Hong Kong as a centre for international justice
Something happened recently which, 20 years ago, would have been in the realm of fantasy. A powerful central African politician and warlord, Jean-Pierre Bemba, was arrested under a warrant issued by the International Criminal Court (ICC) and taken into custody for trial on charges of war crimes and crimes against humanity.
Bemba will be tried in the Netherlands, by a court of judges drawn from the countries which are parties to the international treaty under which the court was set up. His trial is likely to follow those of militia leaders from the Congo. Arrest warrants are outstanding relating to individuals in Uganda and Sudan.
The setting up of the ICC realised a dream of an international system of justice. Since the beginning of history, people who committed a single murder were likely to be punished by the law, while those who murdered thousands in the pursuit of power were labelled statesmen and revered by historians. The trials of war criminals after the second world war made a temporary and limited change but, because of cold war paralysis, there were no more such trials until Yugoslavia and Rwanda in the 1990s. There have since been international tribunals for Sierra Leone, East Timor and Cambodia.
One hundred and six countries are parties to the ICC treaty, which gives the ICC jurisdiction in relation to crimes committed in those countries, by nationals of those countries, or on special reference by the UN.
The United States has bitterly opposed the ICC, and put heavy pressure on allies not to join. Its motivation is fear that its nationals will be tried before a biased, anti-American international court.
This fear is somewhat illogical, as the court will not try people who are to be prosecuted under effective domestic prosecution arrangements. Charles Graner, serving 10 years for his role in the Abu Ghraib torture scandal in Iraq, would not have been tried by the ICC, as effective US trial arrangements were in place.
American pressure on its allies has been generally unsuccessful. Every European Community country is an ICC party except the Czech Republic. So are Australia, Canada and New Zealand. The ICC is also popular in Latin America, with its dark memories of the dirty wars of the 1970s. Every South American country has joined except Chile, where a constitutional amendment is needed to make it possible. For similar reasons, the ICC is popular in Africa, where 30 countries have joined.
The one region of the world lagging behind is Asia. But here, too, the ICC is making inroads. Japan and South Korea are parties, and Indonesia will become one this year.
China does not oppose the ICC on ideological grounds, as the US does, but has not yet made a move to join. It has, however, played a constructive role in the Yugoslavia tribunal.

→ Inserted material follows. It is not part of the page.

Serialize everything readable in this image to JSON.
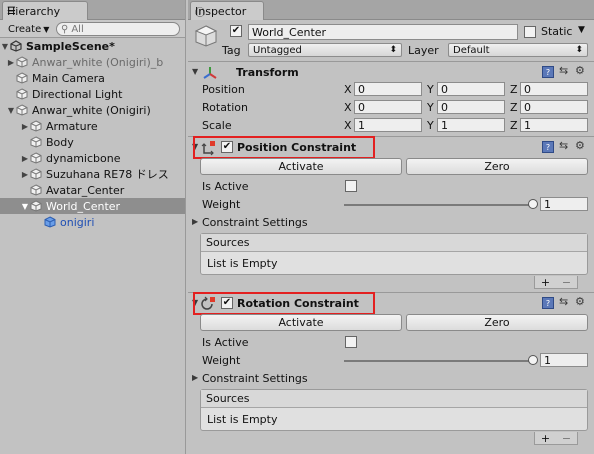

Here lies an opportunity for Hong Kong. The rule of law has long been our strength, and Hong Kong is in the forefront of other international anti-crime efforts. The ICC statute allows it to conclude co-operation agreements with states which are not parties. The Basic Law allows it to conclude agreements with international organisations in appropriate fields.
It would be good for Hong Kong, which aspires to be a world city but does not yet have any major international organisation located here, to offer itself as an alternate venue for ICC trials, as part of a co-operation agreement also covering evidence and execution of arrest warrants.
The ICC statute permits the court to sit anywhere, and the court may welcome an Asian venue for future Asian trials. The terms of an agreement could be drafted so as to meet any reservations Beijing may have. But, as the agreement would not make mainland China or Hong Kong a party to the ICC, it would not affect the sensitive issue of jurisdiction.
Such an agreement would benefit everyone. I hope the secretary for justice will take action to bring it about.
Paul Harris is a barrister and was the founding chairman of Human Rights Monitor